But back to Malcom Reed specifically.
I read blog posts, forum posts, hints here and there. I mostly found unsourced hearsay and theories, including claims that the rumors were “officially” refuted. I found a snippet of an interview with Dominic Keating from 2002 where he said:
They’re not going to make him the first gay character on Star Trek like I read in TV Guide. They said that I would be the first gay character on Star Trek. And I (was) like, what? I’m playing another poof, I can’t believe it. Will this follow me around for the whole of my career? Not to say it disparagingly, but I have played a lot of gay characters because I’m good at it, I guess. But no, I don’t think he’s going to be that. And, seven years we’ve got to go and I would imagine[sic] they’ll have us run the whole gamut.
This was not the good news I was looking for, but it hardly cleared anything up either. All the information I had found up to this point were quotes from Keating until I found this passage in Star Trek: The Human Frontier:

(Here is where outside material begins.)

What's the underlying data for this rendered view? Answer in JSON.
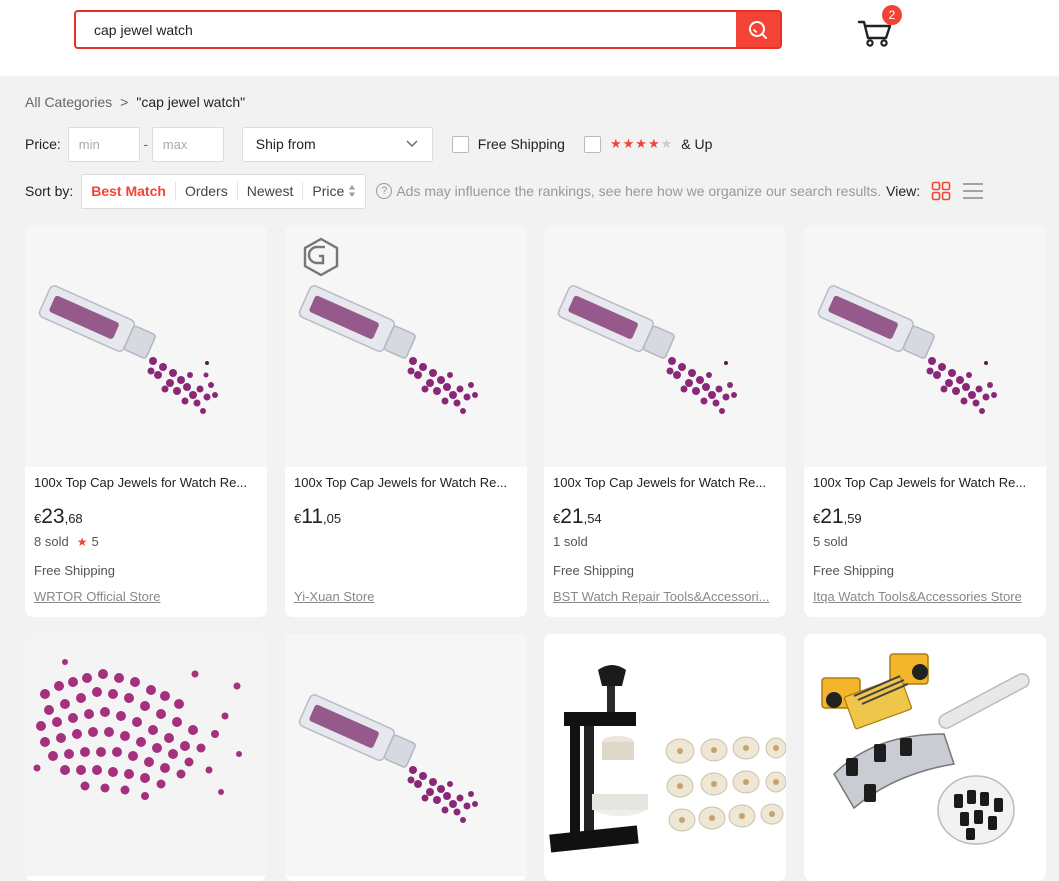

With the debut of Enterprise in 2001, hopes were high that Star Trek would finally include a gay character among the core cast and again fans were disappointed. The character of Malcom Reed… turned out to be solidly heterosexual. (236)
The passage also points out that Brannon Braga originally told Keating that Reed was gay, in order to “wind him up… something he assumed would embarrass Keating.” Sadly, I do not have the time to unpack my disappointment in Braga if this is true.
At this point you might be asking, hey writer, why the hell do you care?
I care because I care about Star Trek. I care if the people who watch it, we the people who are “infinite diversity in infinite combinations,” are represented. Everyone deserves to see themselves represented in media, especially on a show that prides itself on equality and diversity.
I care that Enterprise was canceled, cut off prematurely, just when it was starting to find its voice. I care that Malcom Reed could have brought more viewers to the show and that his character could have been the key to saving Star Trek from 12 years of television silence – not just because he would have represented a portion of the population that was previously unseen on Star Trek, but that he would have meant something more to people beyond his regular character development.
I tried to consider the time in which this show was produced and remember the prevailing attitudes toward LGBT people at that time (and now, and always). But this is Star Trek. There is a reason we expect better.
Source: Barrett, Michèle, Barrett, Duncan. (2016). Star Trek: The Human Frontier (2nd ed.) New York, NY. Routledge Publisher.